A little background: Back in 2007, I was so happy. The Presidential Management Fellowship program office “popped the cap”—they allowed universities to nominate an unlimited number of graduating students for the prestigious PMF program. Previously, we were only allowed to nominate 10% of our graduates, which meant we had a competition for these precious spots. But with this change I could nominate everyone! Our group of MPA/MPP career advisors had asked for this program change more than once, and we finally got it! However, since nobody had to vouch for their school’s nominees or even affirm that the nominees were interested in public service, applications grew exponentially, and OPM became overwhelmed.
Then came the recession, with its huge negative impact on law firm positions for law school graduates. So law school (and other non-MPA) nominees increased by leaps and bounds. More applications meant more overwhelming. To streamline the process, OPM added an online assessment. Then they eliminated the in-person assessment. None of these changes were resulting in the selection of the best future federal government managers and leaders, although I’m guessing the process was more inclusive.
In response to a ruling by the Merit Systems Protection Board in 2010, the PMF program underwent tremendous changes again and became a part of the “Pathways” programs designed for students and recent graduates. The Pathways menu includes internships, a two-year Recent Graduates program and the PMF. While this hiring authority was created in 2011, very few agencies use the Recent Graduates program—today, USAJOBS lists 102 Pathways positions, and 56 of them are in Department of Defense.
The “new” PMF program is now open to all applicants who have graduated from an advanced degree program within two years of the vacancy announcement date. From 2,000 applications to 12,000, with no university staff or faculty screening the applications for quality.
The result for me has been that while many of our students still apply to the PMF, knowing it’s one of the only chances to get into federal service, they no longer feel it’s prestigious. Instead, the PMF has become a long-shot random chance opportunity with a screening exam that can’t identify folks who we know are great potential leaders and managers.

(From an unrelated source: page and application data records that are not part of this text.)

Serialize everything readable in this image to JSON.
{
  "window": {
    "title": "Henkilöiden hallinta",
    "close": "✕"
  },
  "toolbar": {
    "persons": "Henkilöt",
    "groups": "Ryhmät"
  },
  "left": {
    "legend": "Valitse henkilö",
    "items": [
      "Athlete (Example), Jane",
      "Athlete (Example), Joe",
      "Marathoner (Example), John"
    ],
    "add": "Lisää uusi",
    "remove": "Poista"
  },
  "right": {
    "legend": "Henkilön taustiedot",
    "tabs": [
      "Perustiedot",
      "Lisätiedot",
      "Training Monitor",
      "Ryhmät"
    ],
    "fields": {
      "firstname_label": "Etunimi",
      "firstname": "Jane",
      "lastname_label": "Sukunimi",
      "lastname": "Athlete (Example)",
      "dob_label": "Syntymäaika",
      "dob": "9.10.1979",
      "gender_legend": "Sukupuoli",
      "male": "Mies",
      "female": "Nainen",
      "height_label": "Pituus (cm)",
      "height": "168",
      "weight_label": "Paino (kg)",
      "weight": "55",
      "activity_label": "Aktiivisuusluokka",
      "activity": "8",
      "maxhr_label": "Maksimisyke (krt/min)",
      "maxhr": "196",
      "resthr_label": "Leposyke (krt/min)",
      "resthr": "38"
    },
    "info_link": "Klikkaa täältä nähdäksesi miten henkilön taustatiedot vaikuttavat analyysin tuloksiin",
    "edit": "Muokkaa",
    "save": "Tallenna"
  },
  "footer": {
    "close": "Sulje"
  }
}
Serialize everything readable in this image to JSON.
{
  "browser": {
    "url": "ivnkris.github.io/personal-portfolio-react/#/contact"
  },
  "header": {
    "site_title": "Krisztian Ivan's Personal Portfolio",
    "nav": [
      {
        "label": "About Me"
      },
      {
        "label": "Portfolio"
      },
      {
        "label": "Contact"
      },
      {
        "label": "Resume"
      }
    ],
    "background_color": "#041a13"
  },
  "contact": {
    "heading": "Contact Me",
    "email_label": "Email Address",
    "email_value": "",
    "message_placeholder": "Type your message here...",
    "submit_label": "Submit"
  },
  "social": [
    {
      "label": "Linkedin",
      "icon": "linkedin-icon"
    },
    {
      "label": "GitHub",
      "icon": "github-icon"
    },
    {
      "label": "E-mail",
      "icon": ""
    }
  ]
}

This year, none of our applicants with prior federal service made it into the interview round (except our veterans). A couple of years ago, a career director colleague at another university was completing a PhD and applied, but he didn’t even get an interview. Anecdotal evidence also reveals that agencies are listing fewer PMF positions—partly a function of overall hiring freezes and partly a lack of willingness to pay for the privilege of hiring a PMF.
In no way do I mean to disparage those students selected as PMF finalists. There are many more qualified applicants than there are positions available, and qualified folks are selected. But given the reduced number of available positions, I have two options to recommend to OPM that might make more room for these great public servants.
Option 1: overhaul the PMF program into a slightly larger and more general pool of pre-qualified applicants each year, with possible sub-pools for attorneys, STEM, or other categories. When an agency needs a new entry-level staff person, they could draw from this pool and pay a small fee to OPM. Make the program transparent so students can see the preference points and make an informed decision about whether to apply. Finalists would have special status for federal positions, but would also continue looking for jobs in other sectors.
Option Two: return to the good old days, where universities had to evaluate and nominate a limited number of their best students. I’m sorry I asked to be excused from this task in the first place!
What are your thoughts on the PMF program and process? Please share with me in the comments below!